R
Reviews

Sure, the characters are one-dimensional, the plot is derivative (Speed, D.O.A.), and even the photography is a carbon copy of TV's smash hit "CSI." (The odd beating hearts are graphically shown pumping away-as if this clinical revelation has not already become a tired cliché.) But what Crank does have going for it is pacing at breakneck speed, and an athletically astonishing lead performance by Jason Statham that should entitle him to an Olympic medal in lieu of an Academy Award.

This film, despite its flaws, moves faster than a cadre of souped-up Porsches. Everything is sacrificed for speed. The premise is that hit man Chev Chelios (Statham) has been poisoned with a "Chinese" concoction that leaves him one hour to live--unless he can keep moving long and fast enough to find the proper antidote. And, of course, in addition to this million-to-one medical quest, Chelios feels obligated to find and kill the vicious gangster, Verona (Jose Pablo Cantillo), who personally injected him and phones him periodically to gloat about it.

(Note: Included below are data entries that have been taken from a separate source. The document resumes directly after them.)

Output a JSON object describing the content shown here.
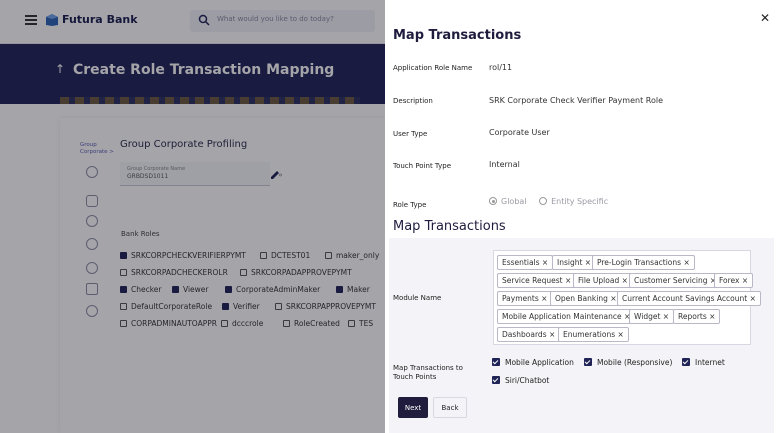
{
  "header": {
    "app_name": "Futura Bank",
    "search_placeholder": "What would you like to do today?"
  },
  "page": {
    "title": "Create Role Transaction Mapping",
    "breadcrumb": "Group Corporate >",
    "section_title": "Group Corporate Profiling",
    "group_corporate_label": "Group Corporate Name",
    "group_corporate_value": "GRBDSD1011",
    "bank_roles_label": "Bank Roles",
    "roles": [
      {
        "label": "SRKCORPCHECKVERIFIERPYMT",
        "checked": true
      },
      {
        "label": "DCTEST01",
        "checked": false
      },
      {
        "label": "maker_only",
        "checked": false
      },
      {
        "label": "SRKCORPADCHECKEROLR",
        "checked": false
      },
      {
        "label": "SRKCORPADAPPROVEPYMT",
        "checked": false
      },
      {
        "label": "Checker",
        "checked": true
      },
      {
        "label": "Viewer",
        "checked": true
      },
      {
        "label": "CorporateAdminMaker",
        "checked": true
      },
      {
        "label": "Maker",
        "checked": true
      },
      {
        "label": "DefaultCorporateRole",
        "checked": false
      },
      {
        "label": "Verifier",
        "checked": true
      },
      {
        "label": "SRKCORPAPPROVEPYMT",
        "checked": false
      },
      {
        "label": "CORPADMINAUTOAPPR",
        "checked": false
      },
      {
        "label": "dcccrole",
        "checked": false
      },
      {
        "label": "RoleCreated",
        "checked": false
      },
      {
        "label": "TES",
        "checked": false
      }
    ]
  },
  "drawer": {
    "title": "Map Transactions",
    "close_icon": "close-icon",
    "fields": {
      "application_role_name": {
        "label": "Application Role Name",
        "value": "rol/11"
      },
      "description": {
        "label": "Description",
        "value": "SRK Corporate Check Verifier Payment Role"
      },
      "user_type": {
        "label": "User Type",
        "value": "Corporate User"
      },
      "touch_point_type": {
        "label": "Touch Point Type",
        "value": "Internal"
      },
      "role_type": {
        "label": "Role Type",
        "options": [
          "Global",
          "Entity Specific"
        ],
        "selected": "Global"
      }
    },
    "subheading": "Map Transactions",
    "module_name_label": "Module Name",
    "modules": [
      "Essentials ×",
      "Insight ×",
      "Pre-Login Transactions ×",
      "Service Request ×",
      "File Upload ×",
      "Customer Servicing ×",
      "Forex ×",
      "Payments ×",
      "Open Banking ×",
      "Current Account Savings Account ×",
      "Mobile Application Maintenance ×",
      "Widget ×",
      "Reports ×",
      "Dashboards ×",
      "Enumerations ×"
    ],
    "touch_points_label": "Map Transactions to Touch Points",
    "touch_points": [
      "Mobile Application",
      "Mobile (Responsive)",
      "Internet",
      "Siri/Chatbot"
    ],
    "buttons": {
      "next": "Next",
      "back": "Back"
    }
  }
}
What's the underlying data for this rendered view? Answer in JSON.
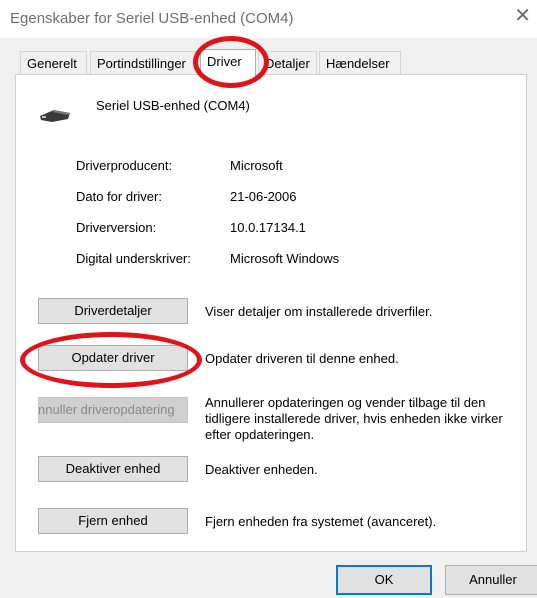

From the moment Chelios leaves his dour but handsomely decorated apartment until the inevitable mano-a-mano with Verona, he charges through Los Angeles like a stampeding buffalo with head down and horns lethally pointed straight ahead. Civilians are knocked aside like bowling pins. Car chases straight out of "Grand Theft Auto" punctuate his journey. Since Chelios can only sustain his life with adrenaline, d.p. Adam Biddle rarely permits camera movement to flag, and when Chelios does pause you can bet the cinematography will be buzzing around the leading man and his targets like African killer bees.

All of the characters are caricatures except for Chelios' girlfriend Eve (Amy Smart). She is a cipher, at best; her behavior is limited to whatever witless fantasies writer-directors Mark Neveldine and Brian Taylor conceive. The charming Smart is given such thankless chores as making love on a crowded sidewalk, and shrugging off her boyfriend's rapidly increasing homicide count.

Still, the filmmakers may strike a cord with those adolescent males who haven't yet matriculated. Neveldine and Taylor have created an 83-minute roller coaster designed to shock the gullible, and in the process they denigrate Arabs, Mexicans, Chinese and women--as well as that old hilarious comic foil, the Los Angeles Police Department. Crank ranks among the most mindless action films ever made, but scores as a helluva video game.